John Lynn is the Founder of the blog network which currently consists of 10 blogs containing over 8000 articles with John having written over 4000 of the articles himself. These EMR and Healthcare IT related articles have been viewed over 16 million times. John also manages Healthcare IT Central and Healthcare IT Today, the leading career Health IT job board and blog. John is co-founder of and John is highly involved in social media, and in addition to his blogs can also be found on Twitter: @techguy and @ehrandhit and LinkedIn.

If you’re interested in reading a more personal post about 9/11, you can check out this post I did on EMR and HIPAA about teaching the new generation about 9/11.

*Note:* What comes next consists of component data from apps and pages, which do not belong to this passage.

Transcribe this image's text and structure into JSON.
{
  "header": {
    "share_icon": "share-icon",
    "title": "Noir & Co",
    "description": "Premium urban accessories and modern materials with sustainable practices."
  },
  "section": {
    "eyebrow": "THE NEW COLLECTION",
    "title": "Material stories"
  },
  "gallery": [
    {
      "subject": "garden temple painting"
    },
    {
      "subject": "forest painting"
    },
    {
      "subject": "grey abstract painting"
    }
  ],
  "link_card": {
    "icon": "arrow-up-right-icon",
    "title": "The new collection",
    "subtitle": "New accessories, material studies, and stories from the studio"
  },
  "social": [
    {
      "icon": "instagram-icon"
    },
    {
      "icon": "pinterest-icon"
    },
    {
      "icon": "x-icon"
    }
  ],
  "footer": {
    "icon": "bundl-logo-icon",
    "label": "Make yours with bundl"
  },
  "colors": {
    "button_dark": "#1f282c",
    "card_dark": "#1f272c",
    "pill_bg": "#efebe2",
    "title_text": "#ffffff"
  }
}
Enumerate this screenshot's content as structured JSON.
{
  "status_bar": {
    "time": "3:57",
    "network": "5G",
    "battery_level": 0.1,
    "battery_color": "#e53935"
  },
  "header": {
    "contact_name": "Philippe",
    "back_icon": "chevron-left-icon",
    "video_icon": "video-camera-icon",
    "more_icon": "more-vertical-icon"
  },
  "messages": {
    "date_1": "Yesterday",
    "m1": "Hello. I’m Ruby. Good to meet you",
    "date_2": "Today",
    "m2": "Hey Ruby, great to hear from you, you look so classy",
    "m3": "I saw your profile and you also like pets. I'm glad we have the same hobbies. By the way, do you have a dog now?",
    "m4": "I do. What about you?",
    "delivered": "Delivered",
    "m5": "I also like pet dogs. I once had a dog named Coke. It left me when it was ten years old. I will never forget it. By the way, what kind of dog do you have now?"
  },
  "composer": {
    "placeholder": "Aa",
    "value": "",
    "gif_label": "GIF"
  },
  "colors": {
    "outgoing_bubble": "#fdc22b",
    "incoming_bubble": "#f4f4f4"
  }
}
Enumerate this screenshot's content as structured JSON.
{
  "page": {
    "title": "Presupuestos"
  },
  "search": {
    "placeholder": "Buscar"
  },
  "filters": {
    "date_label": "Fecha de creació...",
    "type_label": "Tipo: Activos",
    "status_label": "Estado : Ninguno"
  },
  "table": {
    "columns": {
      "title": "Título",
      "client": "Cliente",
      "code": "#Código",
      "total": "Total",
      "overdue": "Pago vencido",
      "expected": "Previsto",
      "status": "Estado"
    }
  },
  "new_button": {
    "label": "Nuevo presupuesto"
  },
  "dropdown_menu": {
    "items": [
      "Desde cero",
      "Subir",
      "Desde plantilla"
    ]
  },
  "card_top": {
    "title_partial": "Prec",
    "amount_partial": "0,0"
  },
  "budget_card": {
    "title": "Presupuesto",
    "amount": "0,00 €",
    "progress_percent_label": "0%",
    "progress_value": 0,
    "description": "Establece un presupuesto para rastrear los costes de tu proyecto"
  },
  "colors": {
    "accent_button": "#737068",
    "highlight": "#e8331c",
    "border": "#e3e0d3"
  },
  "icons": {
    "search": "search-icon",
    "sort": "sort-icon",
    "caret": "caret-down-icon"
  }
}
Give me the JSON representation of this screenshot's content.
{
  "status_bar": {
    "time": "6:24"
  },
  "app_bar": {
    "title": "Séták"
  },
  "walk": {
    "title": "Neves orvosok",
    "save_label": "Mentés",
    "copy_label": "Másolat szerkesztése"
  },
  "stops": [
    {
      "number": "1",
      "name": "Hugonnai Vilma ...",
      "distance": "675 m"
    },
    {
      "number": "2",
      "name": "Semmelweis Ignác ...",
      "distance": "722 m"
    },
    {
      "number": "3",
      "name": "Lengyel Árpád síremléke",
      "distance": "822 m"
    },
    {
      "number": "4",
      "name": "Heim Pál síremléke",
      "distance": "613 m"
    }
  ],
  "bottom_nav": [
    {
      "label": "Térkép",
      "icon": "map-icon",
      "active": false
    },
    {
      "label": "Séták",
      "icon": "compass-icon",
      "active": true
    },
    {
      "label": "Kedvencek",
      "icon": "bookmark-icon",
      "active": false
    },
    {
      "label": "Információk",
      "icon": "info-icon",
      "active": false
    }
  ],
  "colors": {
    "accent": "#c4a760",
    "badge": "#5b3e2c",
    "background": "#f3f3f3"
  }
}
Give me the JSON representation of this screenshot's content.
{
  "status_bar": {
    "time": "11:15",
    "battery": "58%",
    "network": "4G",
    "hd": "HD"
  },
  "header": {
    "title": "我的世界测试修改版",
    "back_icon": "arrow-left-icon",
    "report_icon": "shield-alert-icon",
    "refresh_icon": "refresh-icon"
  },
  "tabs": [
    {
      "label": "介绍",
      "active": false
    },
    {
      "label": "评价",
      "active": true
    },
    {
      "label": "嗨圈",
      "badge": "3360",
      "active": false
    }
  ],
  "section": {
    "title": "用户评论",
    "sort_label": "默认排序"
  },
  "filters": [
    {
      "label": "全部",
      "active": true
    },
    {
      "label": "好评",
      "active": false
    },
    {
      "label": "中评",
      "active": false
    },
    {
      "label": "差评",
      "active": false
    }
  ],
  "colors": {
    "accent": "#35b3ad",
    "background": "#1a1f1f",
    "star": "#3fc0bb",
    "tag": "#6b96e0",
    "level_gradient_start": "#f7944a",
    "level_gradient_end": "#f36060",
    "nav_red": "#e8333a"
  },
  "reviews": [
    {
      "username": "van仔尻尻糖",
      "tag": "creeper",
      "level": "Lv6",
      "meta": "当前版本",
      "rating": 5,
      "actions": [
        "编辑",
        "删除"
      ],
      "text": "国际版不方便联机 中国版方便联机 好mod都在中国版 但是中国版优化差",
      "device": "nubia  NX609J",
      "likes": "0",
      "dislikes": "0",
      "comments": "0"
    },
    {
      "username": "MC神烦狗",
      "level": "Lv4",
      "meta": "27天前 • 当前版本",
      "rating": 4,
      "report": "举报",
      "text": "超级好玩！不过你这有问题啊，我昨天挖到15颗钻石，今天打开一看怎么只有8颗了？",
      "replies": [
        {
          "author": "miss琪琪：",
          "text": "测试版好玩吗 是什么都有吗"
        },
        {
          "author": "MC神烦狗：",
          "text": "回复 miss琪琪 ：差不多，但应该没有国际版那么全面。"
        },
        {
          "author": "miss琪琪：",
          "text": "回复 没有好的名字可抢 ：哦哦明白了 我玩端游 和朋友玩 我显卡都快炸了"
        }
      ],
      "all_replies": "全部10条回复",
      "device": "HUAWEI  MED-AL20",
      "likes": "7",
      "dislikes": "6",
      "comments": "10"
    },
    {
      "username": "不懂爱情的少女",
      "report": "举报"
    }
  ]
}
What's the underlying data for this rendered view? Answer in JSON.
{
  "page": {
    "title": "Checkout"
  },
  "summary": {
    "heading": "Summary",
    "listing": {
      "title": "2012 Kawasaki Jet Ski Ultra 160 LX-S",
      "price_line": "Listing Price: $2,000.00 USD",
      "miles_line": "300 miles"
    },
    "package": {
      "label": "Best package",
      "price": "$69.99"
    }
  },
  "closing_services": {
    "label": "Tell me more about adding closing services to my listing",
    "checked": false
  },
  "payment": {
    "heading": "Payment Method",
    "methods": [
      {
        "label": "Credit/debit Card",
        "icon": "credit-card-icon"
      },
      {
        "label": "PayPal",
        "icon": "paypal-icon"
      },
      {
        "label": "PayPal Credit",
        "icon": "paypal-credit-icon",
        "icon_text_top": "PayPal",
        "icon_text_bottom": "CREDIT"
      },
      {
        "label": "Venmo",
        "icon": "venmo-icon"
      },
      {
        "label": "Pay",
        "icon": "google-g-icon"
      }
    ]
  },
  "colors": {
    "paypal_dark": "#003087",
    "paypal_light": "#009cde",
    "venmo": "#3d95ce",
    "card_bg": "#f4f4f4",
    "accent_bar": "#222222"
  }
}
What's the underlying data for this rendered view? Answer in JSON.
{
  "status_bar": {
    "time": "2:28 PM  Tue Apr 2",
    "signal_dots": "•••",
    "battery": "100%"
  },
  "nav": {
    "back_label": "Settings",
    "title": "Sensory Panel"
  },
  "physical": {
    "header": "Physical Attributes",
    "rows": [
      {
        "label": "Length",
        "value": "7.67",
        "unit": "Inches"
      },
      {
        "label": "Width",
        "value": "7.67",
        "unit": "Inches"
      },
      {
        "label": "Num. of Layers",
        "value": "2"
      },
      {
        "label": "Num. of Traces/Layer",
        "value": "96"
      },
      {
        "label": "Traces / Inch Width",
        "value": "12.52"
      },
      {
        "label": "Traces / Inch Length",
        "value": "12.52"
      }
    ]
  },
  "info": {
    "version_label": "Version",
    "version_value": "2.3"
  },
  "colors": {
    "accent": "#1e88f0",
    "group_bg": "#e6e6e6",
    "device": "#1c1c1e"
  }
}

As I’ve watched the various news stories, documentaries and memorials about 9/11, this 60 Minutes news story about a doctor caring for 9/11 survivors was incredibly fascinating. Turns out, he set up a free clinic for the survivors and also started doing interviews with these people so that their stories would be recorded for others to hear. If you didn’t see it, you should watch it below.

The opening to the 60 Minutes video had me wondering about how healthcare dealt with all the injuries in the aftermath of September 11th. It seems like so many angles of September 11th have been covered, I can’t remember ever seeing the stories of hospitals and other doctors trying to treat the influx of patients that no doubt overwhelmed their doors. If you know of some, I’d love to see them.

Maybe that’s not such a terrible thing that the focus hasn’t been on the healthcare stories. Maybe it’s better that we focus on the heroes who lost their lives that day. Although, I’m sure we’re going to hear more and more healthcare related stories about 9/11 illnesses as time passes. Too bad we don’t have an integrated EMR with HIE that could help to track all those that were exposed to the gases and dust that were found at ground zero. That might help their cause since the 9/11 First Responders bill is only for the next 5 years.

John Halamka also has a post up about the impact of 9/11 on Healthcare IT. He concludes that “Disaster recovery, security, and emergency support efforts will continue, inspired by the memories of those who perished 10 years ago.”